- Open source images from the website of International Space Station were made into a 4K time-lapse film by Thomas Schulz of ‘Cinegrid’. The result is a wonderful short film, which could be perfectly combined with a screening of for instance GRAVITY (Alfonso Cuarón, 2013), or both versions of SOLARIS.
- ‘Google StreetView’ offers among others fascinating footage of the Galapagos Islands.
- The website ‘Geo Guessr’ uses footage of ‘Google Street View’ as a game to guess the location.
Some options for presenting Digital Born Content in a cinema
- Screening of e-sport, as for instance Star Craft and other competitive computer games.The international game festival Dream Hack has a massive audience. The festival cooperated with Vue cinemas in 2016 to present the e-Sport festival Counter Strike: Global Offensive on the big screen.
- Screening of e-learning, various ‘serious games’, with an educational purpose.

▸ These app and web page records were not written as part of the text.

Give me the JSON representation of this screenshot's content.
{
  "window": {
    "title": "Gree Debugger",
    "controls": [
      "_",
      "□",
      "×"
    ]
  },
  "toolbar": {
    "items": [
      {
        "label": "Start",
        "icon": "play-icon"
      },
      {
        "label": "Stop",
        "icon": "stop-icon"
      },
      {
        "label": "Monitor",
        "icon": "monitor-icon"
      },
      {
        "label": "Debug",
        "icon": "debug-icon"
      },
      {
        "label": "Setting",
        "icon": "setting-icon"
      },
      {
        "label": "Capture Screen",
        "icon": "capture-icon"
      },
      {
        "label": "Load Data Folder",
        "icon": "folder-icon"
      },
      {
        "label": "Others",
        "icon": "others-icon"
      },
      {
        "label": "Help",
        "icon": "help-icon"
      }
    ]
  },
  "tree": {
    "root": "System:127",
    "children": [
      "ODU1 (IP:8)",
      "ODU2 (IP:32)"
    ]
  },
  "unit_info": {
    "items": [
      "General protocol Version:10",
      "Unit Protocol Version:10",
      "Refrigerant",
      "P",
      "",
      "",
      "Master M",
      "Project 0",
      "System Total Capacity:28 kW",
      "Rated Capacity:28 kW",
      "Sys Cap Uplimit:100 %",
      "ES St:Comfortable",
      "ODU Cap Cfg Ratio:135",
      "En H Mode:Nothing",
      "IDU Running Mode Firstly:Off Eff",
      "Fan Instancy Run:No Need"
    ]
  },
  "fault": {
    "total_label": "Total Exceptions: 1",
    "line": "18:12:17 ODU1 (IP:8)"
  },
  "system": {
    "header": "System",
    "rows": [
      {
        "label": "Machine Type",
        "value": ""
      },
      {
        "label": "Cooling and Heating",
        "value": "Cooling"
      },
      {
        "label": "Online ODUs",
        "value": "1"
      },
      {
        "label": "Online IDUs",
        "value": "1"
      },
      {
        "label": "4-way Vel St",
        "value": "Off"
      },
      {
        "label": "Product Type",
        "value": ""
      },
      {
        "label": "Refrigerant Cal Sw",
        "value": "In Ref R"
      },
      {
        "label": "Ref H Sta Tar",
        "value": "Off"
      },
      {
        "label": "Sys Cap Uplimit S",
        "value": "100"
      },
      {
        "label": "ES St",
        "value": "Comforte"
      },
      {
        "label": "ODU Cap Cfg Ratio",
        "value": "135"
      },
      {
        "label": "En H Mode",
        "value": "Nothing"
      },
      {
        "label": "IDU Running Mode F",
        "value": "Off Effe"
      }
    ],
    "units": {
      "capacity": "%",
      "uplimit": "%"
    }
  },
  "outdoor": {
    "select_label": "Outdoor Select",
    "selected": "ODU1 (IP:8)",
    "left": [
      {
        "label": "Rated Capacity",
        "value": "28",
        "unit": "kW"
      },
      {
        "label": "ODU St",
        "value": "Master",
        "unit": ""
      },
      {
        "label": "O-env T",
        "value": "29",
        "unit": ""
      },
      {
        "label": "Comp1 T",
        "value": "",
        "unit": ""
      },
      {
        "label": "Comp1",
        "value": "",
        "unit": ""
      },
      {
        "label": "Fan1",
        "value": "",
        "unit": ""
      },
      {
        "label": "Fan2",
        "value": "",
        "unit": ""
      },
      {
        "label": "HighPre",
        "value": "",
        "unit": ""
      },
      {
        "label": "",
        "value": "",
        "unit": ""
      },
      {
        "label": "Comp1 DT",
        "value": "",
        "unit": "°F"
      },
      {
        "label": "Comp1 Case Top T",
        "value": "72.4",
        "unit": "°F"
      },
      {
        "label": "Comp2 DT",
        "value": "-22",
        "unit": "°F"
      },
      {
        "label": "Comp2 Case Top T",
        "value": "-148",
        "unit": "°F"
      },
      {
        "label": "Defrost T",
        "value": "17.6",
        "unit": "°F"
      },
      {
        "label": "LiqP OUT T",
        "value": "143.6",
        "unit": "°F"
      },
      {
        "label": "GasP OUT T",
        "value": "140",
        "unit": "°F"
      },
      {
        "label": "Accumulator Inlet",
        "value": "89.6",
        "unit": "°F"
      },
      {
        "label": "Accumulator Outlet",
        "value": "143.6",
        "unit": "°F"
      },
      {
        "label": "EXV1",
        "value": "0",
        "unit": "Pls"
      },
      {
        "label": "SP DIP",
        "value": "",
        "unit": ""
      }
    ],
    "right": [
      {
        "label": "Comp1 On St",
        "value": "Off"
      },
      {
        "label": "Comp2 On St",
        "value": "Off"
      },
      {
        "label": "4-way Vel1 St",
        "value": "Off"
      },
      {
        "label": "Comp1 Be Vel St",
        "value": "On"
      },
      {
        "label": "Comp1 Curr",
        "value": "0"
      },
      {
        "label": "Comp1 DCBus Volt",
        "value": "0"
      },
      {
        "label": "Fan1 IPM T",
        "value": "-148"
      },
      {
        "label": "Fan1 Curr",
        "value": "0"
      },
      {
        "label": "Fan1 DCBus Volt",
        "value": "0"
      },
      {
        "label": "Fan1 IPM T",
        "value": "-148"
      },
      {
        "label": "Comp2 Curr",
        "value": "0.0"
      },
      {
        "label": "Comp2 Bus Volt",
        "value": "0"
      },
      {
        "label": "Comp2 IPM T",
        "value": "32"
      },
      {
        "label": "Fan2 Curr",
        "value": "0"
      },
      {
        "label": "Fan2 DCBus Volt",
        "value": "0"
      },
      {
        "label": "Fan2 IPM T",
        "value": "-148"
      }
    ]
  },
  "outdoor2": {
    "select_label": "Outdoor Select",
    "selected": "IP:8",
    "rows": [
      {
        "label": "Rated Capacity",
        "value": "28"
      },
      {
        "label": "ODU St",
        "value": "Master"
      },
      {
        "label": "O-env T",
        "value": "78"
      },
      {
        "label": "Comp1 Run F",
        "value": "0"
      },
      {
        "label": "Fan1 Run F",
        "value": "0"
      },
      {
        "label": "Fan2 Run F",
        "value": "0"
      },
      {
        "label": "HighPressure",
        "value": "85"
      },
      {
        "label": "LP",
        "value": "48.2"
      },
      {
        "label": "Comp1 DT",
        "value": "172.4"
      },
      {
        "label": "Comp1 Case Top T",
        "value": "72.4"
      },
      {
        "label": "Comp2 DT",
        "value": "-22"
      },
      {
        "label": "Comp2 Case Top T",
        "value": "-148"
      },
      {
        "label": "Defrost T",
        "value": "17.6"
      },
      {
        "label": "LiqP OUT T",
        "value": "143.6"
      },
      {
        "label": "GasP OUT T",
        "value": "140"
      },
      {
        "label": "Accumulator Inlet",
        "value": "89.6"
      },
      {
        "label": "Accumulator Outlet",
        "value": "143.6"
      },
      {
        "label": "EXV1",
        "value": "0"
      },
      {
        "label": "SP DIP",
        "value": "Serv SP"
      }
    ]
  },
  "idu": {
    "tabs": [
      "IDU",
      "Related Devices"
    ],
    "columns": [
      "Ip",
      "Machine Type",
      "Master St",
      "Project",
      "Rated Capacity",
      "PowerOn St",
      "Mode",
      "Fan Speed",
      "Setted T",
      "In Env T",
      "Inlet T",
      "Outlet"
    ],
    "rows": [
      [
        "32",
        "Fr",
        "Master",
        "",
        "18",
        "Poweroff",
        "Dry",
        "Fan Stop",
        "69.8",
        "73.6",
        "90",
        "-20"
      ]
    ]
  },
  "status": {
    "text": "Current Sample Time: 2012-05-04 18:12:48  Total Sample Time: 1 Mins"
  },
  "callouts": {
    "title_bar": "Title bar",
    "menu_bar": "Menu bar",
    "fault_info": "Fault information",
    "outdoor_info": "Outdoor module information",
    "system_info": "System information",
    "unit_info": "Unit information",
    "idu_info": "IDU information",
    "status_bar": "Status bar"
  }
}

Is Virtual Reality compatible with cinema screenings? Will 3D-glasses be replaced by VR-goggles? Virtual Reality means: witnessing 3D action, immersive and interactive. The audience can look around in a moving image, projected close to the eyes. In this way it is possible to visit locations, such as refugee camps, hospitals, or just floating in outer space. It is also possible to walk around in a game surrounding. Most common is handling gear or machines in simulations, for example flying in helicopters. At the moment there is a choice between VR-goggles from Oculus Rift (Microsoft), Morpheus (Sony) or HTC5 (Samsung).
- Additional Notes
- Genesis and Growth of the Holland Animation Film Festival (HAFF): A Concise Survey of Critical Condi
- Looking forward to Cinema 2020
- Alternative Content in Cinemas
- Bibliography Film Programming - Curating for Cinemas, Festivals, Archives (2015)
- Summer Film College 2015
- Diversity of Cinema Programs in the Digital Age
- Digitization of Film Exhibition: A Chronological Bibliography
- The Dutch Animation Collection: a Work in Progress
- Genesis and Growth of HAFF
- book review Lobato (2012)
- The filmprogrammer as mediator in a mediated world
- Film Summer College 2013
- Film Summer College 2011 (Antwerp)
- Book review of Thompson (1988)
- The Birth of Cinema
- Basic Notes on Film Analysis
- Introduction A few basics about film festivals
- Time Machines in Cinema
- Storytelling and documentaries
- Talkshow Digital IFFR 2010, a report
- Respons to Dekalog 3 On Film Festivals
- People on Sunday (1930)
- book review Seyed-Gohrab & Talattof (2013)
- Inventory Dissertations Film Studies (NL and B)
- Bibliography of Film Studies